## [Task requirements]
Count the lines below that hold the string "kind". Give only that number.

Data for the task Block Start

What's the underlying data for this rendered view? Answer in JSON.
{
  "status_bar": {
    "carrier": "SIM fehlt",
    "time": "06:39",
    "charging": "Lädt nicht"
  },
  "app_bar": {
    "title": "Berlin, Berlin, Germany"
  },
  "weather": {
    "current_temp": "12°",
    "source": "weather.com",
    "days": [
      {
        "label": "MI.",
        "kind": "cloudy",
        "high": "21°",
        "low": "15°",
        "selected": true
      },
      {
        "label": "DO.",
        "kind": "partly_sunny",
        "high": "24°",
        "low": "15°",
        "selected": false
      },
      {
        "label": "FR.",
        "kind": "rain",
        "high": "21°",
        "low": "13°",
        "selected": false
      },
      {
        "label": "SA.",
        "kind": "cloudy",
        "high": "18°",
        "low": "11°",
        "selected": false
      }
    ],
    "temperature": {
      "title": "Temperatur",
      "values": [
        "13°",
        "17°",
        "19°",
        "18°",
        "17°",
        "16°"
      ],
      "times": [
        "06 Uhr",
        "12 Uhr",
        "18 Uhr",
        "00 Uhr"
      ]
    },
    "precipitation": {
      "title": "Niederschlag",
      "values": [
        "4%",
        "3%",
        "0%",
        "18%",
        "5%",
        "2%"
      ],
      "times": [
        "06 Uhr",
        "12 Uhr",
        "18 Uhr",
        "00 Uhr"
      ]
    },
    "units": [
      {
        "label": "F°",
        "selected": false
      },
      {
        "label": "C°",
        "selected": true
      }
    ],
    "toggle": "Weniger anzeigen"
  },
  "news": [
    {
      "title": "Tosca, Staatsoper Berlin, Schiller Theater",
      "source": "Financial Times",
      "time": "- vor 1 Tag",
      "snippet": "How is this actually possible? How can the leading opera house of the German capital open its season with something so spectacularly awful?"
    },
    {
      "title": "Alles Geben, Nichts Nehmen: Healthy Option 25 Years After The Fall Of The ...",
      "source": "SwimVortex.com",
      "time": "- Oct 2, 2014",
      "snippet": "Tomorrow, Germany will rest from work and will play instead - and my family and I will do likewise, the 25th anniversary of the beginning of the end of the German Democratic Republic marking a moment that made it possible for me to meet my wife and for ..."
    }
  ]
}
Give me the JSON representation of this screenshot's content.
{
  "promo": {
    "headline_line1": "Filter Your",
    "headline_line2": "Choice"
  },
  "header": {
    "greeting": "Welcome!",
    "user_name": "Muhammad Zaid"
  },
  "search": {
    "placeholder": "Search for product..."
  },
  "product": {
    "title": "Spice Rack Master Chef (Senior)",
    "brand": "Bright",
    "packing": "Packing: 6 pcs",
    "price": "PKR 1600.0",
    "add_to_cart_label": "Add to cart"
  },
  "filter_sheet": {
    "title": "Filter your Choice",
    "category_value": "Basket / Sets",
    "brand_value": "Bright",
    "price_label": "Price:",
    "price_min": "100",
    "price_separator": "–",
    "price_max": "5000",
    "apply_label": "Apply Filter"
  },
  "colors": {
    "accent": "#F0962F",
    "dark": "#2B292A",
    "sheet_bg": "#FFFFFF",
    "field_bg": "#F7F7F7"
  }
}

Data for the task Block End

## [Your solution]
4